China's milk scandal is a political temblor
China's milk scandal horrifies the public and undermines the authority of a one-party system with a hand in everything.
Selling contaminated baby formula is a heinous enough crime to shock a nation, but China's leaders know they have a dangerously destabilizing political crisis on their hands.
The scandal goes to the heart of a covenant between any authoritarian regime and those who surrender freedom. They cede power with the belief, however wishful, they will be better off. Those in power promise to protect them from all manner of hazards, foreign and domestic.
The unraveling of China's milk scandal has horrified the country. Last week, the chairwoman of a diary company pleaded guilty to producing and selling fake or substandard products. Milk products contaminated with an additive that produces kidney stones has killed six babies and sickened another 300,000.
Company officials knew milk products adulterated with melamine were making infants ill months before the scandal broke in September.
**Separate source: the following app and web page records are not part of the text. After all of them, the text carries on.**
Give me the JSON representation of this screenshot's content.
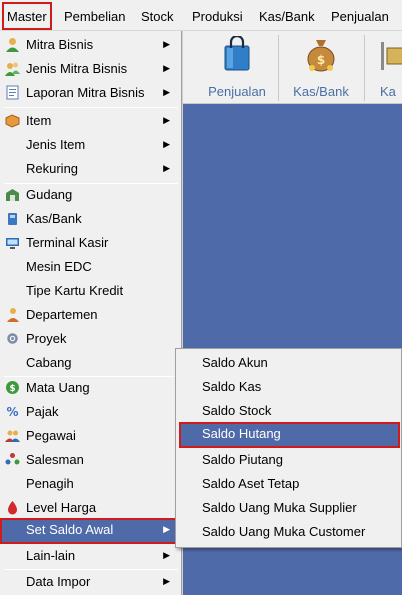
{
  "menubar": {
    "items": [
      {
        "label": "Master"
      },
      {
        "label": "Pembelian"
      },
      {
        "label": "Stock"
      },
      {
        "label": "Produksi"
      },
      {
        "label": "Kas/Bank"
      },
      {
        "label": "Penjualan"
      }
    ]
  },
  "toolbar": {
    "buttons": [
      {
        "label": "Penjualan",
        "icon": "shopping-bag-icon"
      },
      {
        "label": "Kas/Bank",
        "icon": "money-bag-icon"
      },
      {
        "label": "Ka",
        "icon": "cart-icon"
      }
    ]
  },
  "master_menu": {
    "items": [
      {
        "label": "Mitra Bisnis",
        "icon": "person-icon",
        "submenu": true
      },
      {
        "label": "Jenis Mitra Bisnis",
        "icon": "people-icon",
        "submenu": true
      },
      {
        "label": "Laporan Mitra Bisnis",
        "icon": "report-icon",
        "submenu": true
      },
      {
        "label": "Item",
        "icon": "item-icon",
        "submenu": true
      },
      {
        "label": "Jenis Item",
        "submenu": true
      },
      {
        "label": "Rekuring",
        "submenu": true
      },
      {
        "label": "Gudang",
        "icon": "warehouse-icon"
      },
      {
        "label": "Kas/Bank",
        "icon": "cash-icon"
      },
      {
        "label": "Terminal Kasir",
        "icon": "terminal-icon"
      },
      {
        "label": "Mesin EDC"
      },
      {
        "label": "Tipe Kartu Kredit"
      },
      {
        "label": "Departemen",
        "icon": "department-icon"
      },
      {
        "label": "Proyek",
        "icon": "project-icon"
      },
      {
        "label": "Cabang"
      },
      {
        "label": "Mata Uang",
        "icon": "currency-icon"
      },
      {
        "label": "Pajak",
        "icon": "tax-icon"
      },
      {
        "label": "Pegawai",
        "icon": "employee-icon"
      },
      {
        "label": "Salesman",
        "icon": "salesman-icon"
      },
      {
        "label": "Penagih"
      },
      {
        "label": "Level Harga",
        "icon": "price-level-icon"
      },
      {
        "label": "Set Saldo Awal",
        "submenu": true,
        "selected": true
      },
      {
        "label": "Lain-lain",
        "submenu": true
      },
      {
        "label": "Data Impor",
        "submenu": true
      }
    ]
  },
  "saldo_submenu": {
    "items": [
      {
        "label": "Saldo Akun"
      },
      {
        "label": "Saldo Kas"
      },
      {
        "label": "Saldo Stock"
      },
      {
        "label": "Saldo Hutang",
        "selected": true
      },
      {
        "label": "Saldo Piutang"
      },
      {
        "label": "Saldo Aset Tetap"
      },
      {
        "label": "Saldo Uang Muka Supplier"
      },
      {
        "label": "Saldo Uang Muka Customer"
      }
    ]
  },
  "colors": {
    "highlight": "#4f6aa8",
    "annotation_border": "#d11a1a",
    "workspace": "#4f6aa8"
  }
}
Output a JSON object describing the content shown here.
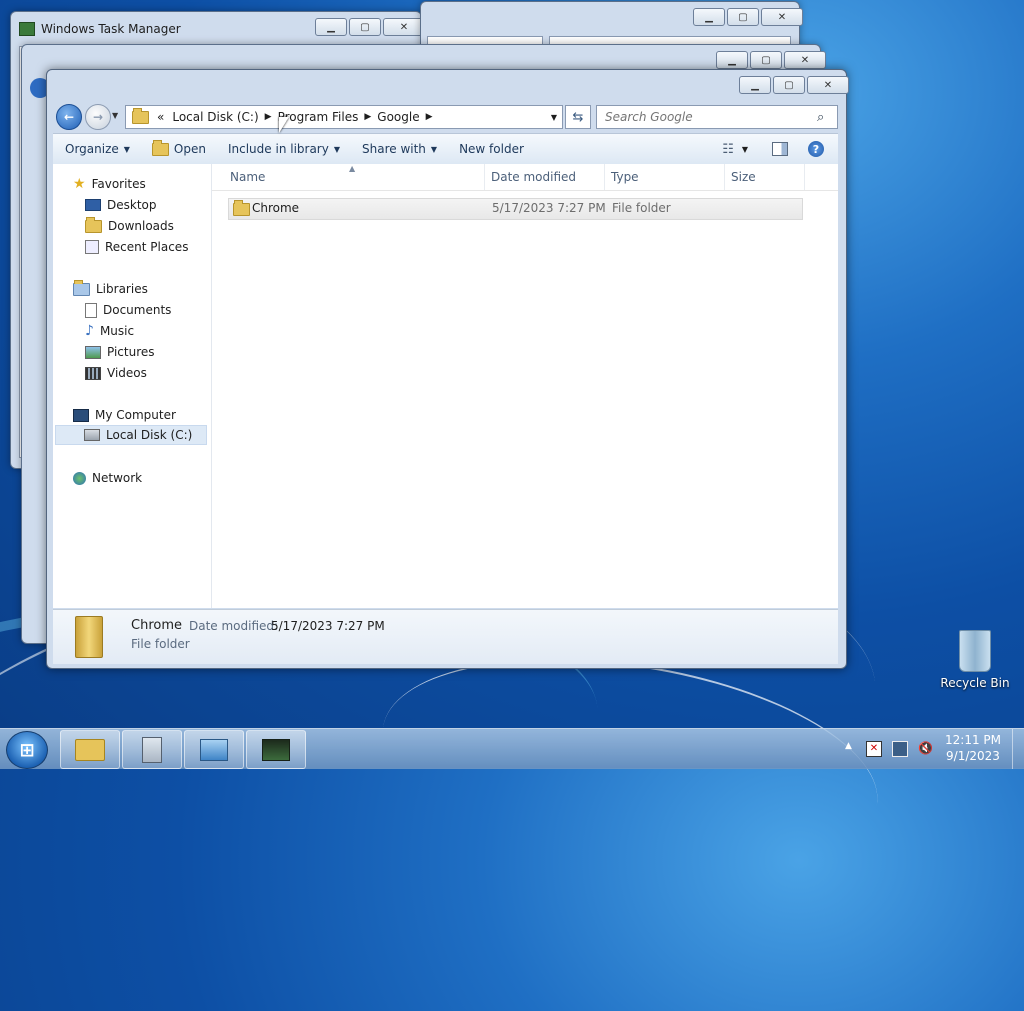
{
  "taskmgr": {
    "title": "Windows Task Manager"
  },
  "explorer": {
    "breadcrumb": {
      "overflow": "«",
      "items": [
        "Local Disk (C:)",
        "Program Files",
        "Google"
      ]
    },
    "search_placeholder": "Search Google",
    "toolbar": {
      "organize": "Organize",
      "open": "Open",
      "include": "Include in library",
      "share": "Share with",
      "newfolder": "New folder"
    },
    "nav": {
      "favorites": "Favorites",
      "desktop": "Desktop",
      "downloads": "Downloads",
      "recent": "Recent Places",
      "libraries": "Libraries",
      "documents": "Documents",
      "music": "Music",
      "pictures": "Pictures",
      "videos": "Videos",
      "computer": "My Computer",
      "localdisk": "Local Disk (C:)",
      "network": "Network"
    },
    "columns": {
      "name": "Name",
      "date": "Date modified",
      "type": "Type",
      "size": "Size"
    },
    "files": [
      {
        "name": "Chrome",
        "date": "5/17/2023 7:27 PM",
        "type": "File folder",
        "size": ""
      }
    ],
    "details": {
      "name": "Chrome",
      "date_label": "Date modified:",
      "date_value": "5/17/2023 7:27 PM",
      "type": "File folder"
    }
  },
  "desktop": {
    "recycle_bin": "Recycle Bin"
  },
  "tray": {
    "time": "12:11 PM",
    "date": "9/1/2023"
  },
  "colors": {
    "accent": "#1e395b",
    "selection": "#dde9f6"
  }
}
China's one-party system has opened the economy, but the ties between commerce and government are closely held. Any indictment by public opinion goes to the heart of the legitimacy of power in Beijing.
Chinese authorities cannot maintain the illusion of control with broad failures to deliver. The killer earthquake in May near Chengdu, in Sichuan Provence, stirred outrage on two fronts. Authorities were sharply criticized for not getting emergency supplies to people. A second wave of anger came over grossly inadequate building standards, especially for schools that became death traps.
The milk scandal and trial is a variation on the theme of credibility and competence. As described by reporter Barbara Demick, in The Los Angeles Times:
"The case is turning into a showdown between the Chinese government's opaque legal system and a consumer culture that increasingly clamors for information and accountability."
The Chinese are turning to Web sites and texting to vent their frustrations and try to stay updated.
China's problems compound. The milk scandal is already complicating international trade, with the discovery of contaminated products. Foreign governments, with their own constituencies, talk aloud about their ability to rely on Chinese authorities and inspectors.
The milk scandal is a grievous personal tragedy and a deep political temblor.
Copyright © 2009 The Seattle Times Company